Eleven U.S. Secret Service agents were placed on administrative leave today because of allegations of misconduct that involve contact with prostitutes near the site of the Summit of the Americas in Colombia.
The agents, who were sent to Cartagena, Colombia, in advance of the arrival of President Barack Obama, were relieved from their duties and returned to the U.S. when the charges were made on April 12, according to a statement today from Secret Service spokesman Paul S. Morrissey.
They were special agents and uniformed officers who were not assigned to Obama’s protective detail, Morrissey said.

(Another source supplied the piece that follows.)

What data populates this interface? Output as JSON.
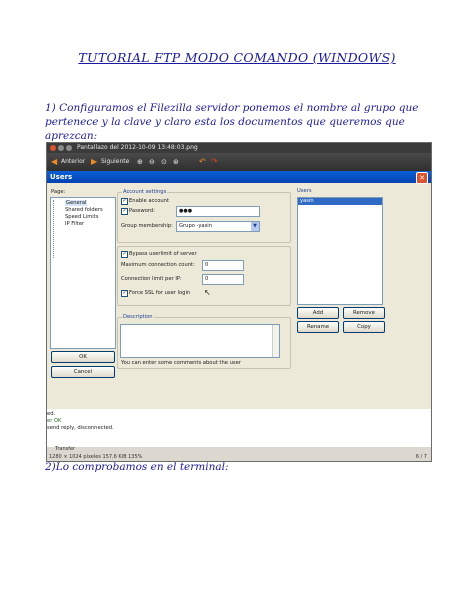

At least one agent is being accused of getting into a dispute over payment to a prostitute in Cartagena, according to Jon Adler, president of the Federal Law Enforcement Officers Association, which provides legal representation for Secret Service agents.
The story of the agents’ alleged misbehavior became public just as leaders of the Western Hemisphere were beginning talks on trade, drug legalization in South America, and creating greater transparency among South American governments.
Obama was told about the allegations yesterday and the issue “has been more of a distraction for the press” than for the president at the Summit of the Americas, spokesman Jay Carney told reporters at a briefing today.
“These actions have had no impact on the Secret Service’s ability to execute a comprehensive security plan for the President’s visit to Cartagena,” Morrissey said. “This matter was turned over to our Office of Professional Responsibility, which serves as the agency’s internal affairs component.”
The personnel involved were interviewed at Secret Service headquarters in Washington, D.C. today and placed on administrative leave, a “standard procedure,” Morrissey said in the statement.
Morrissey said, “We regret any distraction from the Summit of the Americas this situation has caused.”
The agents had stayed at Cartagena’s Hotel Caribe, where several members of the White House staff and the news media also stayed, the Associated Press reported.
In addition, five members of the U.S. military who were staying at the same hotel violated a curfew set by the senior U.S. defense official at the U.S. embassy in Colombia, according to Colonel Scott Malcom, the public affairs officer for the U.S. Southern Command.
The five had been sent to Colombia to support the summit, in part by providing security, Malcom said. They will remain in Colombia during the summit because their skills and knowledge are needed, Malcom said, adding that they will be restricted to their hotel rooms when not carrying out official duties.
The military has yet to determine whether the five violated any rules beyond the curfew, Malcom said. He didn’t provide their ranks or military branch.